From the first line to the last, reproduce the records exactly.
-- SUPPLIED ENTRIES follows --
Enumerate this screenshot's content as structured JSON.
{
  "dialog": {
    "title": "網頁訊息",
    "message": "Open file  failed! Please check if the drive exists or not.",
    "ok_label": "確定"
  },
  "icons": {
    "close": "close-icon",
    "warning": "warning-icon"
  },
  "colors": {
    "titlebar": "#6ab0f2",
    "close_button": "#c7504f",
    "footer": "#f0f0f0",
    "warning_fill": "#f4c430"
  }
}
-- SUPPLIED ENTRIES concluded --
◆ RESPONSE TO THE TASK:
Enumerate this screenshot's content as structured JSON.
{
  "dialog": {
    "title": "網頁訊息",
    "message": "Open file  failed! Please check if the drive exists or not.",
    "ok_label": "確定"
  },
  "icons": {
    "close": "close-icon",
    "warning": "warning-icon"
  },
  "colors": {
    "titlebar": "#6ab0f2",
    "close_button": "#c7504f",
    "footer": "#f0f0f0",
    "warning_fill": "#f4c430"
  }
}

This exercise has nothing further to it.